*** Block opens ***
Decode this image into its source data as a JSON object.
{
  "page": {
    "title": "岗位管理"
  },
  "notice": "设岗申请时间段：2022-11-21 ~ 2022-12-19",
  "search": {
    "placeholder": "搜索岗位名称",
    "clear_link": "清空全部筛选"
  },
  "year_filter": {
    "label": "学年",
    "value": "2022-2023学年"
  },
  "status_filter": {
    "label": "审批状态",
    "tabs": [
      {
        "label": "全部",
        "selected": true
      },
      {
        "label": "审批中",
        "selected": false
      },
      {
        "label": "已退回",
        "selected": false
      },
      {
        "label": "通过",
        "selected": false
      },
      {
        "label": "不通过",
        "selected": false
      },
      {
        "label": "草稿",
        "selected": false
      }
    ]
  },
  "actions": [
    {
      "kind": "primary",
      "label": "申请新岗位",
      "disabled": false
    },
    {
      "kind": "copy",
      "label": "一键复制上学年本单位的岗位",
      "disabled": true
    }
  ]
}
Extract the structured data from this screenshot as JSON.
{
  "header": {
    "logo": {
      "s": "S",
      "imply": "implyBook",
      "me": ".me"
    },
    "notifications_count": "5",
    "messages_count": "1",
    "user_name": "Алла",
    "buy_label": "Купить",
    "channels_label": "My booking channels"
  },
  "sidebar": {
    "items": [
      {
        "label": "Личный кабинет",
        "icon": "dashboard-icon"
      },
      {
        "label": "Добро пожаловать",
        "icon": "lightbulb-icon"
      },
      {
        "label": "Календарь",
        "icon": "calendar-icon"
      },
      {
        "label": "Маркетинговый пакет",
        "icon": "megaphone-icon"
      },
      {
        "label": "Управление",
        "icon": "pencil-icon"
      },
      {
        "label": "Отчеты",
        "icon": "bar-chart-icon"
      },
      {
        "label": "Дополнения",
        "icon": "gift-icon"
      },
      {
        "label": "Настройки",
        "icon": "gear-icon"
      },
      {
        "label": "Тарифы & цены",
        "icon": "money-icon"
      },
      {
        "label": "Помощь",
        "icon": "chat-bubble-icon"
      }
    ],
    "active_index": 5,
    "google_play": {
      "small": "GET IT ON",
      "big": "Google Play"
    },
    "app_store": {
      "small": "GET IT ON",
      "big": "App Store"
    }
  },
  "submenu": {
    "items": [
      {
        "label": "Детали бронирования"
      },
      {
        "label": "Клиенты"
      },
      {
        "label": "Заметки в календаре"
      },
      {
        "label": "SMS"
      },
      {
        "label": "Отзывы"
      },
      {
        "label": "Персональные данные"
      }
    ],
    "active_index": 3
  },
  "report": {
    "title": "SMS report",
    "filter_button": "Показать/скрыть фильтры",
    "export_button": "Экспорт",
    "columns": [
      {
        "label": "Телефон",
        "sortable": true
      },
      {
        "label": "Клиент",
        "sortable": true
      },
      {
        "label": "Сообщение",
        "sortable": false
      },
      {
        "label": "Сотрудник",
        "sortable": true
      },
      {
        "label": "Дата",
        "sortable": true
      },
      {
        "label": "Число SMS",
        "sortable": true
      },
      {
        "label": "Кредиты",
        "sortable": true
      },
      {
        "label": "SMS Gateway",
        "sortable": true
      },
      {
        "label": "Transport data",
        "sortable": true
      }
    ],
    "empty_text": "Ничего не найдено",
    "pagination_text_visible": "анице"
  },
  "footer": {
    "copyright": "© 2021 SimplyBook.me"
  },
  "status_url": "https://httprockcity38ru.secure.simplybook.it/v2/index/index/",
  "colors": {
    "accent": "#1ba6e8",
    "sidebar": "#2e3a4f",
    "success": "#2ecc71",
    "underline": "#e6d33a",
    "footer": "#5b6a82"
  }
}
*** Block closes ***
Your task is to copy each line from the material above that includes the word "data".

Decode this image into its source data as a JSON object.
Extract the structured data from this screenshot as JSON.
        "label": "Transport data",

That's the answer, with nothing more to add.